    The History of Alcatraz Island Alcatraz Island has quite a distinct history. Many people know that Alcatraz served as a federal prison, but most are reluctant to know that this island served as fort. Built before the Civil War, it served two main purposes. First, that it was to guard the San Francisco bay area from enemy ships against a foreign invasion, and second, to hold hostage prisoners of war or POW's as they were called. In this report, I'll show you how this fortress came to be a federal

  • Imprisonment in A Doll's House

    825 Words  | 2 Pages

    Imprisonment in A Doll’ s House In a Doll’ s House, a certain number of imprisonment effects are at hand. Characters such as Nora or Kristine, are condemned either by poverty or by the situation or even by the role that women were expected to play and accept in this very conventional society, regardless of the fact that they were, despite this, respected and considered as the “pillars'; of society. In the play “A Doll’s house';, all the main characters are imprisoned

  • Attica Prison Riot and Prison Reform

    1355 Words  | 3 Pages

    We live in a society today filled with crime and fear. We are told not to go out after a certain hour, always move in groups, and even at times advised to carry a weapon on ourselves. There is only one thing that gives us piece of mind in this new and frightening world we live in: the American penal system. We are taught when growing up to believe that all of the bad people in the world are locked up, far out of sight and that we are out of reach of their dangerous grasp. Furthermore, the murderers

  • Justifications for Punishment in Modern Society

    1614 Words  | 4 Pages

    Provide the justifications for punishment in modern society. Punishment functions as a form of social control and is geared towards “imposing some unwanted burden such as fines, probations, imprisonment, or even death” on a convicted person in return for the crimes they committed (Stohr, Walsh, & Hemmens, 2013, p.6). There are four main justifications for punishment and they are: retribution, deterrence, rehabilitation, and incapacitation. There is also said to be a fifth justification of reintegration

  • Current Issues in the Correctional System

    1045 Words  | 3 Pages

    The “Tough on Crime” and “War on Drugs” policies of the 1970s – 1980s have caused an over populated prison system where incarceration is policy and assistance for prevention was placed on the back burner.
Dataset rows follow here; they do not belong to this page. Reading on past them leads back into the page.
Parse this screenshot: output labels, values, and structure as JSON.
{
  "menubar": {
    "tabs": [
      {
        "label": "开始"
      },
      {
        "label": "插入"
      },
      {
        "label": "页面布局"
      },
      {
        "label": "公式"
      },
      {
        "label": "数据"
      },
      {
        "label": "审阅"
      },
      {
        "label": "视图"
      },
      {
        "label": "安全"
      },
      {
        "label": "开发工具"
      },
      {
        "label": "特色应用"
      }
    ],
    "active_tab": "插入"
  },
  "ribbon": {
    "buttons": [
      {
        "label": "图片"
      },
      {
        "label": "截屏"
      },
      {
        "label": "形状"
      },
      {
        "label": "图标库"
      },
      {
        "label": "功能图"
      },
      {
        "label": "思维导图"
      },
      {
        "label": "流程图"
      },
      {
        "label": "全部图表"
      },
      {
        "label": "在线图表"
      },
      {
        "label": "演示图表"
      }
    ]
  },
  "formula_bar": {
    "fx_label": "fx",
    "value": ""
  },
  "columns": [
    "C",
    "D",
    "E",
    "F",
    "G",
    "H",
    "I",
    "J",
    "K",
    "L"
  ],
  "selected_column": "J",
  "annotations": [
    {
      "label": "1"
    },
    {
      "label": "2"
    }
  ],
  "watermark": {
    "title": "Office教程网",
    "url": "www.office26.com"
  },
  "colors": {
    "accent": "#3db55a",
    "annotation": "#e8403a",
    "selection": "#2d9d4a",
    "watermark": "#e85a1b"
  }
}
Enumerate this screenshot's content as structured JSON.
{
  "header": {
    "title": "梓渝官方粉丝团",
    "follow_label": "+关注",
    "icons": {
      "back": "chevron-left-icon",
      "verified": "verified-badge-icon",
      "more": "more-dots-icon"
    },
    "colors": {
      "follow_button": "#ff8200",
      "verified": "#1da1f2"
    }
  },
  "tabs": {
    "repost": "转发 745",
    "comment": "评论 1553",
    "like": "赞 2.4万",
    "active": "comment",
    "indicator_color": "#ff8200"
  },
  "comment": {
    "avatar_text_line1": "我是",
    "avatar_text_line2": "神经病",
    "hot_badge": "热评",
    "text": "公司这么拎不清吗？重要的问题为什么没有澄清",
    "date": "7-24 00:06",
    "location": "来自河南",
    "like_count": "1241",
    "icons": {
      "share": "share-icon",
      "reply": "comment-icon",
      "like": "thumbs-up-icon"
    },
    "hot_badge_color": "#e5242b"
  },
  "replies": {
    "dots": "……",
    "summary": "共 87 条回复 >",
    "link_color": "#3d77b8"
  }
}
As of 2005, a little fewer than 2,000 prisoners are being released every day. These individuals have not gone through treatment or been properly assisted in reentering society. This has caused individuals to reenter the prison system after only a year of being release and this problem will not

  • The Merits and Pitfalls of Capital Punishment Today
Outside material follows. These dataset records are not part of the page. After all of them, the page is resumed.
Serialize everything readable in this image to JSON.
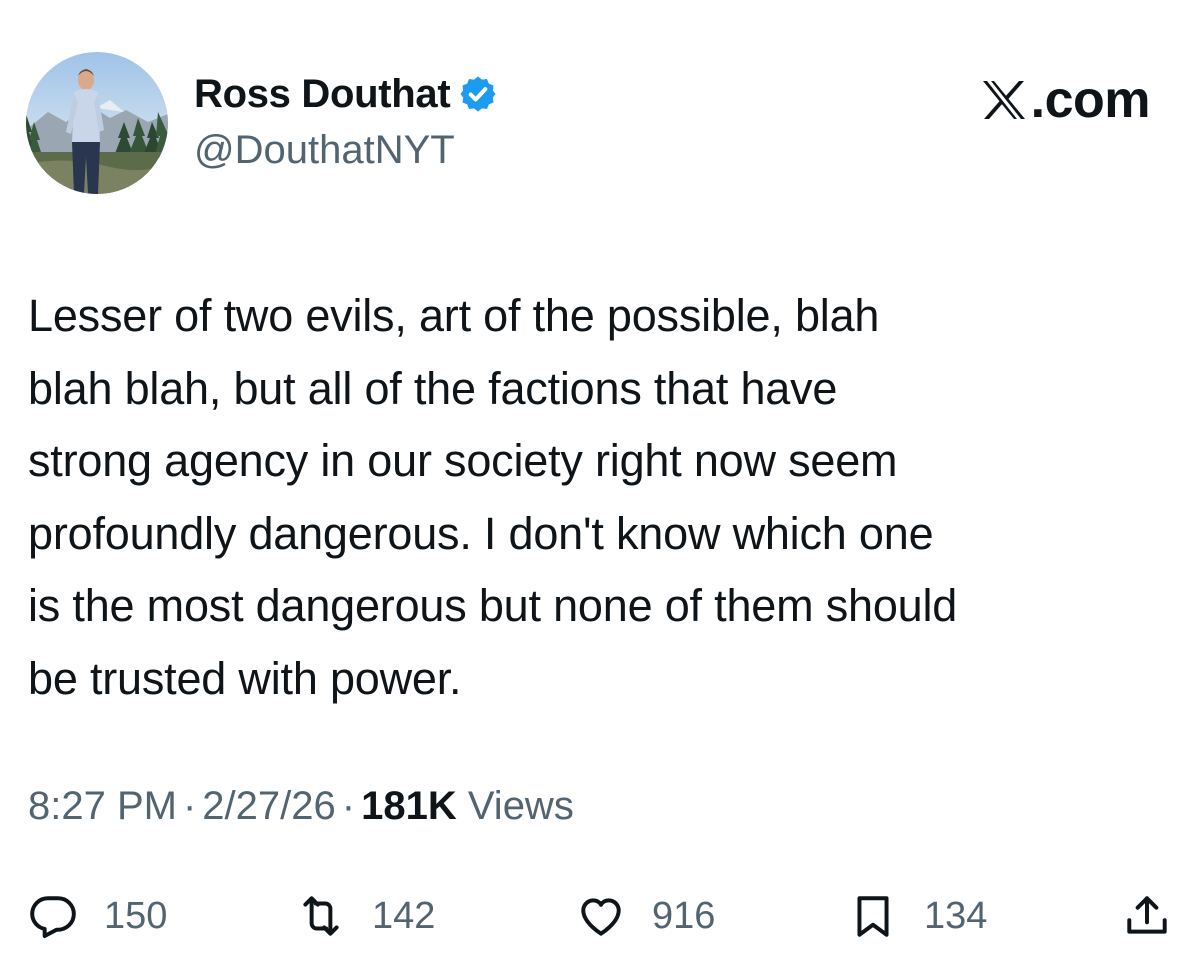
{
  "author": {
    "display_name": "Ross Douthat",
    "handle": "@DouthatNYT",
    "verified": true,
    "verified_color": "#1d9bf0"
  },
  "brand": {
    "label": ".com",
    "icon": "x-logo-icon"
  },
  "tweet": {
    "text": "Lesser of two evils, art of the possible, blah\nblah blah, but all of the factions that have\nstrong agency in our society right now seem\nprofoundly dangerous. I don't know which one\nis the most dangerous but none of them should\nbe trusted with power."
  },
  "meta": {
    "time": "8:27 PM",
    "separator": "·",
    "date": "2/27/26",
    "views_count": "181K",
    "views_label": "Views"
  },
  "actions": {
    "reply": {
      "icon": "reply-icon",
      "count": "150"
    },
    "repost": {
      "icon": "repost-icon",
      "count": "142"
    },
    "like": {
      "icon": "heart-icon",
      "count": "916"
    },
    "bookmark": {
      "icon": "bookmark-icon",
      "count": "134"
    },
    "share": {
      "icon": "share-icon"
    }
  },
  "colors": {
    "text_primary": "#0f1419",
    "text_secondary": "#536471"
  }
}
    1466 Words  | 3 Pages

    Capital punishment is an age-old practice. It has been used in civilizations for millennia, and will continue to be used for millennia to come. Whether used for the right or wrong reasons, capital punishment is unmistakable in its various forms. From hangings, to firing squads, to lethal injections, capital punishment and the associated proceeding have evolved over time. There have been many arguments against capital punishment, many of which still hold true. As capital punishment has evolved over

  • Evaluation of Correctional Education
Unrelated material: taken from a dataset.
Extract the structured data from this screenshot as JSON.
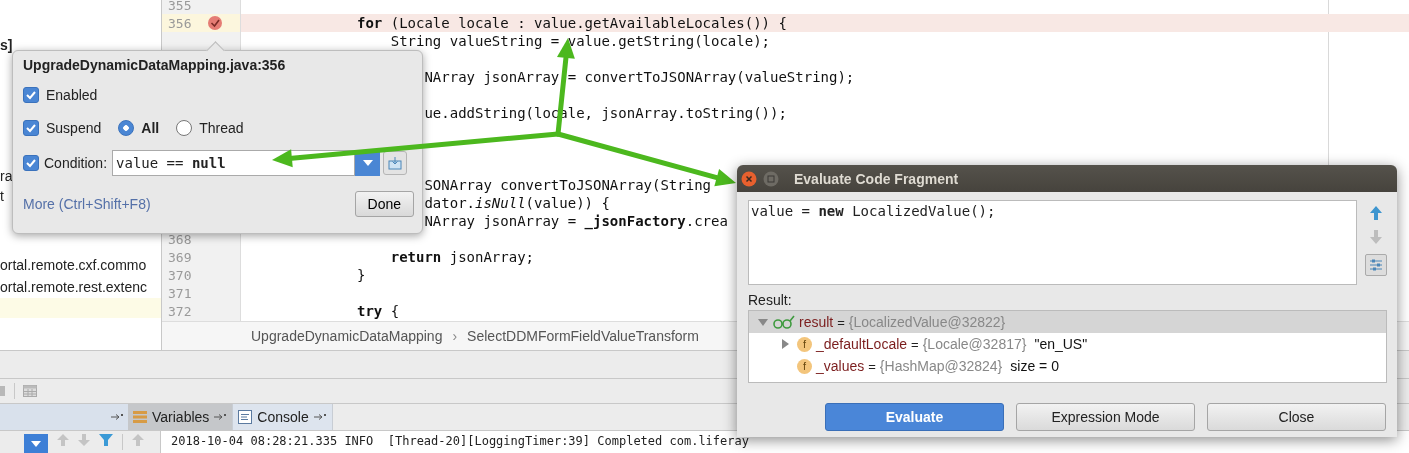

    1139 Words  | 3 Pages

    Many correctional education programs focus on prisoner’s way of thinking and ability to make decisions. One of the many reasons criminals keep returning to prison is because they are often times released after many years of being incarcerated and have no assistance while returning to society. Correctional education programs are designed to eliminate such way of thinking so prison re-entry rate will drop. Programs such as Preparing Inmates for Re-Entry through Assistance, Training, and Employment